A New Approach Runs the Table for Early Colorectal Cancer
The use of immunotherapy led to a 100% response rate in a very small study of a colon cancer subtype (MMR-deficient tumors).
This year, in the USA alone, we will see more than 100,000 new cases of colon cancer. There will be an estimated more than 44,000 new cases of rectal cancer, according to the American Cancer Society. Many patients will receive chemotherapy in addition to surgery, and selected patients with rectal cancer may also have radiation therapy. Today, we turn to an interesting twist in the management story.
Beyond chemotherapy alone, and into the future
Decades of research. Scores of clinical trials. Nobel Prizes. Immunotherapy uses the body’s own immune system to fight cancer. This management approach involves the stimulation of the immune system to help it do its job more effectively. Recently, so-called checkpoint inhibitor drugs unleash the immune response against cancer cells.
Wikipedia offers that checkpoint inhibitor therapy (including PD-1 inhibitors such as nivolumab or Opdivo) “targets immune checkpoints, key regulators of the immune system that, when stimulated, can dampen the immune response to an immunologic stimulus. Some cancers can protect themselves from attack by stimulating immune checkpoint targets. Checkpoint therapy can block inhibitory checkpoints, restoring immune system function.”
With tremendous research efforts, immunotherapies have moved to the forefront to help those with many types of advanced cancer. More recently, we see a move of these drugs into earlier disease. Today, I bring you more good news about the management of early, operable colon cancer.

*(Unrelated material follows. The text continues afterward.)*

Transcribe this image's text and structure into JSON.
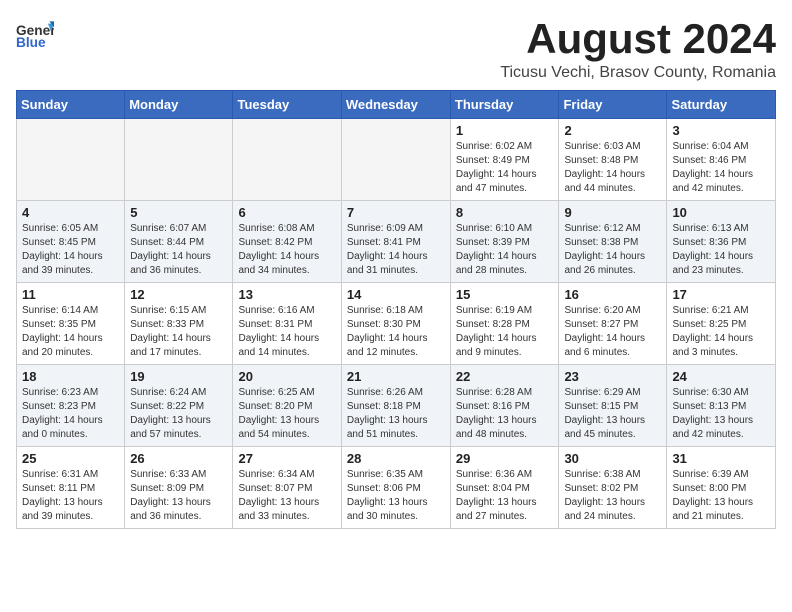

For the NICHE study, researchers recently enrolled forty patients with operable localized colorectal cancer. Thirty-five could be evaluated for a response, including twenty with so-called dMMR tumors (more on that in a bit)and 15 with pMMR cancers. All received a single dose of the immunotherapy ipilimumab and two doses of the immunotherapy nivolumab prior to surgery. Selected patients also received a non-steroidal anti-inflammatory (NSAID) drug known as celecoxib.
Now it gets more exciting. For those with a mismatch repair-deficient (dMMR) colorectal cancer, there was a response to the drugs. In every single case. All but one had a complete pathological response (no cancer, or 10 percent of less residual) found at surgery. For those with a mismatch repair-deficient (dMMR) colorectal cancer, there was a response to the drugs, in every single case.
Oddly, historically those with cancer without the mismatch repair deficiency, who had spread to distant sites, did not seem to respond to this immunotherapy approach.
Potentially practice changing?
We need more follow-up to determine whether we should use immunotherapy for early-stage colon cancers (prior to surgery). If confirmed in larger studies with longer follow-up, we may have a new standard of cancer for those with mismatch repair deficient colon cancer, and perhaps even selected patients who do not have this deficiency.
Will the remissions be long-lived? Did the addition of celecoxib, a COX-2 inhibitor drug, change tumor-producing inflammation (in turn leading to better immunotherapy responses)? The treatments appeared to be well-tolerated, and all patients had surgery within the pre-defined six-week interval after inclusion in the study.
An additional question is this: While the drugs appeared to work quite well for early disease, does it have the same effect on any cells that have escaped into the bloodstream? In other words, is early-stage colon cancer very different from advanced-stage disease? The early disease has a rich blood supply, and may have a nice response of the immune system to it; does the micrometastatic (small bits of cancer that have metastasized, or escaped to distant organs such as the liver, lung, or bone) disease too?
Historically, these checkpoint immunotherapy agents have not shown much activity for advanced colorectal disease. Traditional chemotherapy may still play an important role in the management of early colorectal cancer. I look forward to seeing larger, randomized studies with longer follow-up to get a real sense if immunotherapy is a game-changer for early colorectal cancer. Still, I have hope.
What is MSI-H/dMMR?
Oh, one more thing. Microsatellite instability-high/deficient mismatch repair (MMR-deficient cancer) is an indicator of instability of the gene. This is an indicator of instability of a gene. Patients with MSI-high/dMMR have an increased number of mutations in a tumor. This may be associated with an increased immune system (T-cell) activation, and how immune cell infiltration of tumors may be associated with response to therapy.
I’m Dr. Michael Hunter
- Checkpoint inhibitor — Wikipedia. https://en.wikipedia.org/wiki/Checkpoint_inhibitor